MATERIAL FOR THIS EXERCISE START
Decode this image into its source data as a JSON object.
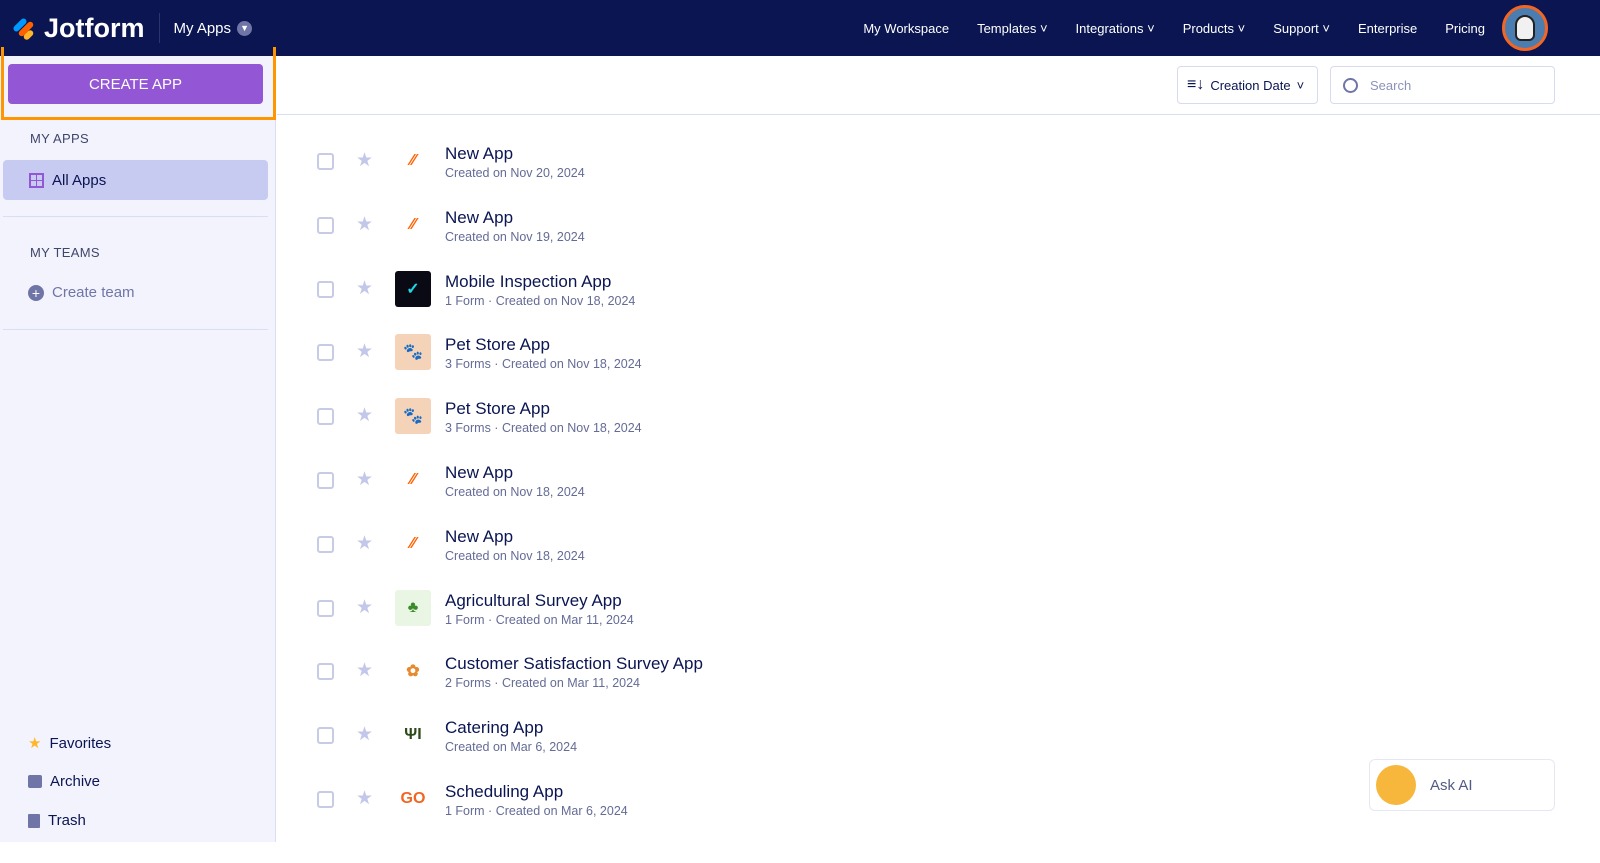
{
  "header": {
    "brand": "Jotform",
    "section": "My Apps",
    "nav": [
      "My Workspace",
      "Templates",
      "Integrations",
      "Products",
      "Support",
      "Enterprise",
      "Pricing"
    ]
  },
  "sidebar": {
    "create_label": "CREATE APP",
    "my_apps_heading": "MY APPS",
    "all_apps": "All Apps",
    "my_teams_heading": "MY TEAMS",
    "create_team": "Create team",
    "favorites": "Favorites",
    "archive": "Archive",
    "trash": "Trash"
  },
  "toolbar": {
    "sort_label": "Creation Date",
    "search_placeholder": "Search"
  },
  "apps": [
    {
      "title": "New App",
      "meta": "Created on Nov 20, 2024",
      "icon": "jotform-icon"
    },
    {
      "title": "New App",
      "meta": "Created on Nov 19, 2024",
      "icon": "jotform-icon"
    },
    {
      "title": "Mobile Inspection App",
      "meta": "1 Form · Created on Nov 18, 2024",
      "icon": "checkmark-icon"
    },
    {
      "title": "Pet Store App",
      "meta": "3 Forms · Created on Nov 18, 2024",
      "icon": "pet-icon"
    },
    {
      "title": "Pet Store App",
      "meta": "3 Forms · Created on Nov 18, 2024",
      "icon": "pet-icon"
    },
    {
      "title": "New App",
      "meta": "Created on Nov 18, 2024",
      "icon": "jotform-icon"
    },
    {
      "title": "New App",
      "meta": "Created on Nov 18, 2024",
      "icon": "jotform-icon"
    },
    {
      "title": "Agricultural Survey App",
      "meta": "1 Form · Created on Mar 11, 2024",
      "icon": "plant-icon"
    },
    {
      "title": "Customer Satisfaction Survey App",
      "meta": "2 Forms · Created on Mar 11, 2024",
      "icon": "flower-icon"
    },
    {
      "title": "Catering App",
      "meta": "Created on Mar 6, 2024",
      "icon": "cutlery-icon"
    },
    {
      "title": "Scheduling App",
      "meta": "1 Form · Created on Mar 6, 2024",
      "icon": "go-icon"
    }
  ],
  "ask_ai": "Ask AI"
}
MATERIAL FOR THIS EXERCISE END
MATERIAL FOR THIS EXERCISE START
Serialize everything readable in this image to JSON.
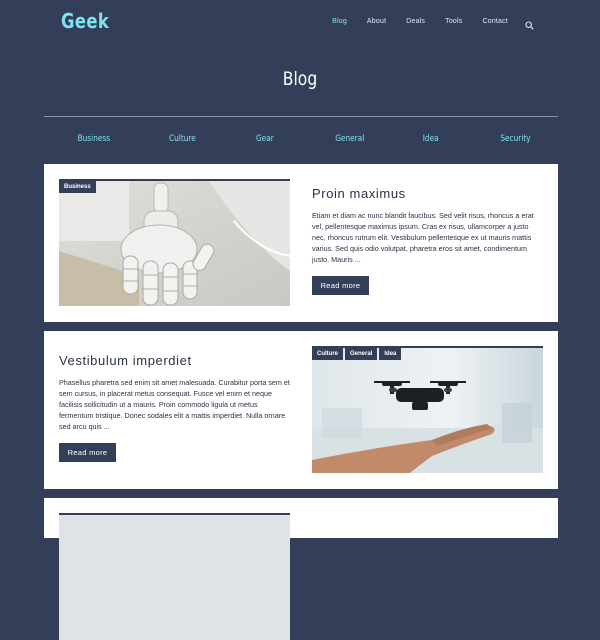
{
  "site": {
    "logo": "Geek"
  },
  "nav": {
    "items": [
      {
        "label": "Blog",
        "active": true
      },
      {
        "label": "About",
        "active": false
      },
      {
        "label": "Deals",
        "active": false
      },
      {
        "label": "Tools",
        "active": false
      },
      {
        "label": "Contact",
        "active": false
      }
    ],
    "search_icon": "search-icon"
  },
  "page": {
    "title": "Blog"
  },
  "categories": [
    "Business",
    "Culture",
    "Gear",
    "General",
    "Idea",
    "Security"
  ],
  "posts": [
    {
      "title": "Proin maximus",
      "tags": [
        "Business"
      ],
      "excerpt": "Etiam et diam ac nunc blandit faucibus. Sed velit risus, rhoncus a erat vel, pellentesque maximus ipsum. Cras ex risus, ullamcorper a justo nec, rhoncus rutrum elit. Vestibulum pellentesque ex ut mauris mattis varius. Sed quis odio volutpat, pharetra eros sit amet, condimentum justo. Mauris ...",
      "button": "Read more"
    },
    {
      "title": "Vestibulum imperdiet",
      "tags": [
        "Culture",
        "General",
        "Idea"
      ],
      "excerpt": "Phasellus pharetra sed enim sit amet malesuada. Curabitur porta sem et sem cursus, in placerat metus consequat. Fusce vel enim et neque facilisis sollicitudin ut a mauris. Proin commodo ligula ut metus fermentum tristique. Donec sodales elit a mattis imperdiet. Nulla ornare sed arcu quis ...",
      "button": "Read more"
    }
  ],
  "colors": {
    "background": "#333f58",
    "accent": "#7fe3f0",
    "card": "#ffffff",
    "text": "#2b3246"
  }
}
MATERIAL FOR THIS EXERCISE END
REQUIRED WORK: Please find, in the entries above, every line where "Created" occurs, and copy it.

REPLY TO THE TASK:
      "meta": "Created on Nov 20, 2024",
      "meta": "Created on Nov 19, 2024",
      "meta": "1 Form · Created on Nov 18, 2024",
      "meta": "3 Forms · Created on Nov 18, 2024",
      "meta": "3 Forms · Created on Nov 18, 2024",
      "meta": "Created on Nov 18, 2024",
      "meta": "Created on Nov 18, 2024",
      "meta": "1 Form · Created on Mar 11, 2024",
      "meta": "2 Forms · Created on Mar 11, 2024",
      "meta": "Created on Mar 6, 2024",
      "meta": "1 Form · Created on Mar 6, 2024",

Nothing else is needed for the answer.